Thu, 25 Feb 1999 12:48:20 -0500

>>Kristy wrote:
>>You must
>>realize that for most sexual-assault survivors, they are screwed up for
>>rest of their life, and they do indeed suffer every single day.>>

>Very true, very true.
>In fact, it's true of most people, regardless of what they have survived,
>isn't it?
>If studies showed that sexual-assault survivors became more successful in
>their lives than the rest, would you then be in favor of sexual assault?
>Of course not.
>This is a classic example of a quandary that cannot be solved within Level

>We can be happy and successful by choosing the attitudes with which we look
>at the past, present, and future. The same attitudes are not "correct" for
>everyone nor in every situation. You are trying to change people's
>to fit an agenda you have. People are very resistant to having their
>attitudes changed, even if they are stupid, counterproductive, even
>self-destructive attitudes.
>Kristy, few people are "for" rape. Think about what you are trying to
>accomplish and how best to achieve it. Telling other people they are wrong
>may just entrench them even more strongly. It is very unlikely to change
>anyone's mind and leaves a trail of bitterness.
>Richard Brodie

Kristy, you are most certainly correct about the psychological difficulties regarding Rape. In my experience, almost all the Women I have had "relations" with, have told me of being raped at least once, many had much more heinous stories that I would rather not mention. Richard is definitely correct when he states that "We can be happy and successful by choosing the attitudes with which we look at the past, present, and future.". I have enough experience with rape victims in a personal relationship that I can say a few things about it - I will limit my discussion to women with whom I have been intimate AND close to emotionally.

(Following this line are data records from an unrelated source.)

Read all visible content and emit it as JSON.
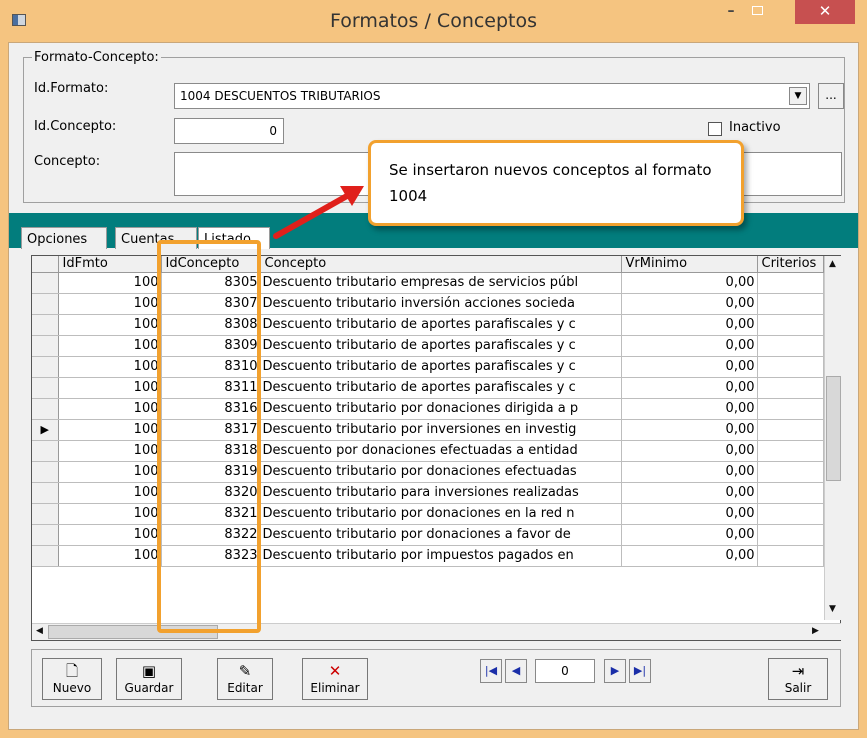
{
  "window": {
    "title": "Formatos / Conceptos",
    "min": "–",
    "close": "✕"
  },
  "group": {
    "legend": "Formato-Concepto:",
    "id_formato_label": "Id.Formato:",
    "id_formato_value": "1004 DESCUENTOS TRIBUTARIOS",
    "dots": "...",
    "id_concepto_label": "Id.Concepto:",
    "id_concepto_value": "0",
    "inactivo_label": "Inactivo",
    "concepto_label": "Concepto:"
  },
  "tabs": [
    "Opciones",
    "Cuentas",
    "Listado"
  ],
  "grid": {
    "columns": [
      "IdFmto",
      "IdConcepto",
      "Concepto",
      "VrMinimo",
      "Criterios"
    ],
    "rows": [
      [
        "100",
        "8305",
        "Descuento tributario empresas de servicios públ",
        "0,00"
      ],
      [
        "100",
        "8307",
        "Descuento tributario inversión acciones socieda",
        "0,00"
      ],
      [
        "100",
        "8308",
        "Descuento tributario de aportes parafiscales y c",
        "0,00"
      ],
      [
        "100",
        "8309",
        "Descuento tributario de aportes parafiscales y c",
        "0,00"
      ],
      [
        "100",
        "8310",
        "Descuento tributario de aportes parafiscales y c",
        "0,00"
      ],
      [
        "100",
        "8311",
        "Descuento tributario de aportes parafiscales y c",
        "0,00"
      ],
      [
        "100",
        "8316",
        "Descuento tributario por donaciones dirigida a p",
        "0,00"
      ],
      [
        "100",
        "8317",
        "Descuento tributario por inversiones en investig",
        "0,00"
      ],
      [
        "100",
        "8318",
        "Descuento por donaciones efectuadas a entidad",
        "0,00"
      ],
      [
        "100",
        "8319",
        "Descuento tributario por donaciones efectuadas",
        "0,00"
      ],
      [
        "100",
        "8320",
        "Descuento tributario para inversiones realizadas",
        "0,00"
      ],
      [
        "100",
        "8321",
        "Descuento tributario por donaciones en la red n",
        "0,00"
      ],
      [
        "100",
        "8322",
        "Descuento tributario por donaciones a favor de",
        "0,00"
      ],
      [
        "100",
        "8323",
        "Descuento tributario por impuestos pagados en",
        "0,00"
      ]
    ],
    "selected_row_marker": "▶"
  },
  "toolbar": {
    "nuevo": "Nuevo",
    "guardar": "Guardar",
    "editar": "Editar",
    "eliminar": "Eliminar",
    "salir": "Salir",
    "nav_value": "0"
  },
  "callout": {
    "text": "Se insertaron nuevos conceptos al formato 1004"
  },
  "colors": {
    "accent": "#f2a12e",
    "teal": "#027d7d",
    "title": "#f5c480"
  }
}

1> In my experience, about 60% of women I know have specifically told me they have been raped.
2> The 3 responses most common in my experience are: a. About 50%: Dealed well with it and improved their understanding of men. Fully functional, ready and willing sexually. Still angry and upset but the anger is directed.
b. About 30%: Not-stable. Not accepting of what happened but generally "block" the thought from their lives the best they can. Occasional freak outs and instabilities that have gotten me concerned. Usually still ready and willing to have a healthy sex life. And don't hate "men". c. About 20%: Blocked out entirely until emotional explosion did serious emotional damage. Dysfunctional sexually and emotionally. Medicated and still unaccepting of reality. I am VERY familiar with this situation - too much so. Lack of trust in men makes it very difficult for a caring male to help, this is the most distressing aspect. 3> Those in group A are, in my experience, the brightest and generally most successful. A close friend "Lisa" experienced the most extreme rape I know of or have heard of. When she gave me the details I was aghast and amazed what the human soul could handle. With a great deal of admiration, I stayed with Lisa for a while, and her courage and strength of spirit amazed me. 4> Group B is a bit different. "Julie" would go between extremes and sometimes was a great burden emotionally. "Julie" is a very religious person and had several other "man" related problems - not only that, she has her doctorate in Physics. Her and I would argue "god" endlessly and love doing it. She was sexually functional and did not seem to associate "men" with "rape". Our relationship flourished.
5> Group C is where I have the most experience - unfortunately. I have spent many years with one of these. It has caused so much suffering and pain for both this person and myself, that it has nearly cost us our relationship several times. I am paying dearly for the offenses of another man from 15 yrs ago. This problem does not go away, and seldom improves. I know this person better than any other person - yet the damage caused by a single "questionable" rape was far more than the severe rape case in group A.. I love this person very much, but she is philosophically challenged and does not have the reasoning tools that most people here take for granted. Without these tools, or even the tools to use these tools, I suspect that improvement will take a long time.

My point is - the perspective of the victim can turn an event into something positive (even if the event itself was decidedly not positive). The pain can be self perpetuating in a mentality that hosts fear well, and is inflexible. Those with flexible and thought out philosophies, seemed to be far more balanced after such an awful experience.

Bill Roh